Mr Campbell also said Mr Crutcher had been mumbling to himself and the police officer had made statements after the shooting that she had been "in fear of her life" during the confrontation.

"Officer Shelby reacted unreasonably by escalating the situation from a confrontation with Mr Crutcher, who was not responding to verbal commands and was walking away from her with his hands held up, becoming emotionally involved to the point that she overreacted," Mr Campbell said.


Betty Shelby of the City of Tulsa Police Department, is shown in this undated photo provided Sept 21, 2016. PHOTO: REUTERS 

Mr Crutcher, who did not have a gun, died at a hospital from a single gunshot wound to the chest.

Officer Shelby was charged with a felony count of first-degree manslaughter - heat of passion, which carries a minimum sentence of four years in prison if convicted.

In the charging document, Tulsa County District Attorney Steve Kunzweller called her actions "unreasonable."

Responding to the charges during a news conference, the victim's twin sister Tiffany Crutcher applauded the quick action of the district attorney.

"We will stay vigilant as this process moves forward and join the others, peacefully, in demanding greater accountability and transparency from law enforcement," she said. "We're demanding full prosecution. We want a conviction."

The Department of Justice has opened a federal civil rights probe, parallel to the investigation being carried out by local authorities.

Demonstrators in Tulsa, in the state of Oklahoma, had demanded that the officer be punished.

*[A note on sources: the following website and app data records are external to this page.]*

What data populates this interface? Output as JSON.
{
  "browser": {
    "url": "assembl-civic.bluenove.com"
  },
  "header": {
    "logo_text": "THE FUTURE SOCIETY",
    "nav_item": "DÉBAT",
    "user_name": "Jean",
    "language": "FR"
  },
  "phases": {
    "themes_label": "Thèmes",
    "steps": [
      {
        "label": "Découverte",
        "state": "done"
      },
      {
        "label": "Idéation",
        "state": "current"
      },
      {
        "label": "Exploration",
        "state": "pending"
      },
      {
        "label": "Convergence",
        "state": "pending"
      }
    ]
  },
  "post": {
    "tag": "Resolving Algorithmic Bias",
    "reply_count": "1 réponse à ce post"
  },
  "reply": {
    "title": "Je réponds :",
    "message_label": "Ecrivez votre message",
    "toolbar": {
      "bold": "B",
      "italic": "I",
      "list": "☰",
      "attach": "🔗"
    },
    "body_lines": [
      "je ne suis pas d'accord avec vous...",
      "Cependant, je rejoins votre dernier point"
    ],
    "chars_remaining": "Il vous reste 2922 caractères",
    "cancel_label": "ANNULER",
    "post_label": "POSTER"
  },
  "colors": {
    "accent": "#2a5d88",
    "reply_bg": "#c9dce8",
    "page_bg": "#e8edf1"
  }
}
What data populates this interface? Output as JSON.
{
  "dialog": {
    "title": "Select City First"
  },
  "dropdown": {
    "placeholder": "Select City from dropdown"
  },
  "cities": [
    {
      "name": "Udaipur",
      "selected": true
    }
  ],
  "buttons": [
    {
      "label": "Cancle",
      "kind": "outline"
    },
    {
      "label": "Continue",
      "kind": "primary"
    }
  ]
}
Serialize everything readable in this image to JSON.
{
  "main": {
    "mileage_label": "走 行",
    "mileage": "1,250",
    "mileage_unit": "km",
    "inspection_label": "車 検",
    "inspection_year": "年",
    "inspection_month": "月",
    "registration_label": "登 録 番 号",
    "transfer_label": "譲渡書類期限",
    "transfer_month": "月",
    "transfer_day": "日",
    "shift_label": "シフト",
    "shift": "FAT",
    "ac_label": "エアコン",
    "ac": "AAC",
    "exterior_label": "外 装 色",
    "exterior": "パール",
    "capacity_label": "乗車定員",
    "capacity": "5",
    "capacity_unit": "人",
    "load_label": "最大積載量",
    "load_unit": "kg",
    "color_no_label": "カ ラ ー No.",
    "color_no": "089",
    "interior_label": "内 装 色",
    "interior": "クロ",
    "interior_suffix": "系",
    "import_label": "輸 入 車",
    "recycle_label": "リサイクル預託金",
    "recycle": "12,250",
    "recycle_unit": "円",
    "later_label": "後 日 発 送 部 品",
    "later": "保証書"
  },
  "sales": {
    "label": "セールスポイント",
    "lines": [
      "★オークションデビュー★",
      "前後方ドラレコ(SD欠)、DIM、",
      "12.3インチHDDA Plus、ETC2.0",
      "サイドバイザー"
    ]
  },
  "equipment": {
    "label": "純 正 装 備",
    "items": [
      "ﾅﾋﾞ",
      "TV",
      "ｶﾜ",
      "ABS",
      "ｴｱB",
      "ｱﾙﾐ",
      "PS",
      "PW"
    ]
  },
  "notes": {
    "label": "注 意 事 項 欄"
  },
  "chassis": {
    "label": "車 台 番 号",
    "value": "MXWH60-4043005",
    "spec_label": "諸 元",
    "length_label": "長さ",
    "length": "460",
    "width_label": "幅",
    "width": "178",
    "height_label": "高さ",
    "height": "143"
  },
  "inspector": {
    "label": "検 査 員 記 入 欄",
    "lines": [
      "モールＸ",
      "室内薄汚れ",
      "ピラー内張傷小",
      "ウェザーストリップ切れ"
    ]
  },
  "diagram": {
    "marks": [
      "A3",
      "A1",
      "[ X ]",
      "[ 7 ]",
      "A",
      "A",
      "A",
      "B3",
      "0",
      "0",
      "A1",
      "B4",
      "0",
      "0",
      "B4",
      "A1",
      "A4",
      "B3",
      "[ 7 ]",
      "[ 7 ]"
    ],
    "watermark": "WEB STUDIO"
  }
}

But protests have remained peaceful so far, unlike in Charlotte, North Carolina where the shooting death of a black man at the hands of police on Tuesday set off violent clashes between law enforcement and demonstrators.